Task description
The response must consist of each line in the listing that has the word "title" in it.

Working data
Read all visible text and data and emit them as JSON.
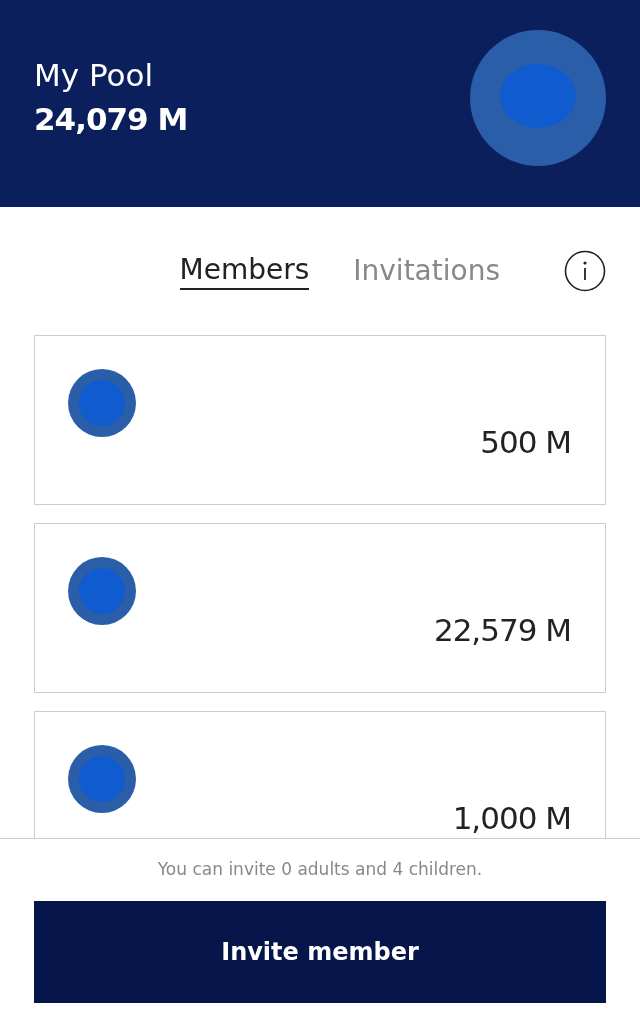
{
  "header": {
    "title": "My Pool",
    "balance": "24,079",
    "unit": "M"
  },
  "tabs": [
    {
      "label": "Members",
      "selected": true
    },
    {
      "label": "Invitations",
      "selected": false
    }
  ],
  "members": [
    {
      "amount": "500",
      "unit": "M"
    },
    {
      "amount": "22,579",
      "unit": "M"
    },
    {
      "amount": "1,000",
      "unit": "M"
    }
  ],
  "footer": {
    "note": "You can invite 0 adults and 4 children.",
    "button": "Invite member"
  }
}
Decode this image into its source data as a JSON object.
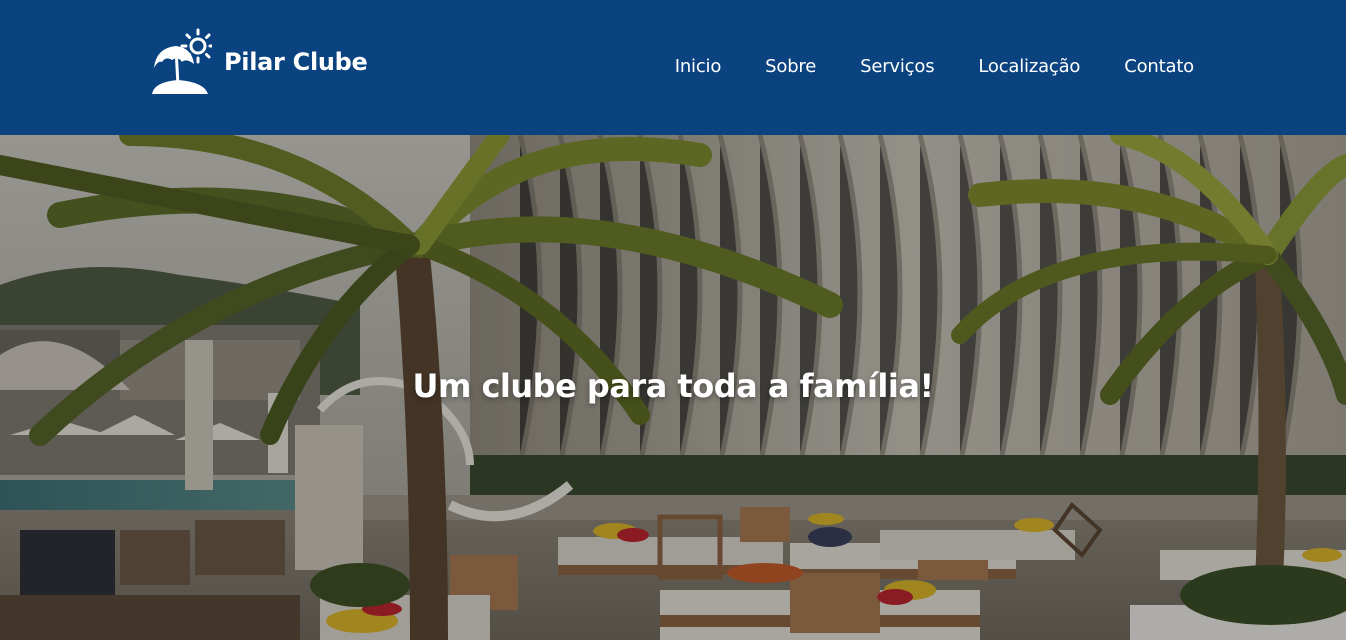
{
  "brand": {
    "name": "Pilar Clube",
    "icon": "beach-umbrella-sun-icon"
  },
  "nav": {
    "items": [
      {
        "label": "Inicio"
      },
      {
        "label": "Sobre"
      },
      {
        "label": "Serviços"
      },
      {
        "label": "Localização"
      },
      {
        "label": "Contato"
      }
    ]
  },
  "hero": {
    "title": "Um clube para toda a família!",
    "image": "pool-resort-palm-trees-photo"
  },
  "colors": {
    "header_bg": "#0a4380",
    "text": "#ffffff"
  }
}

Answer section
    "title": "My Pool",
    "title": "Um clube para toda a família!",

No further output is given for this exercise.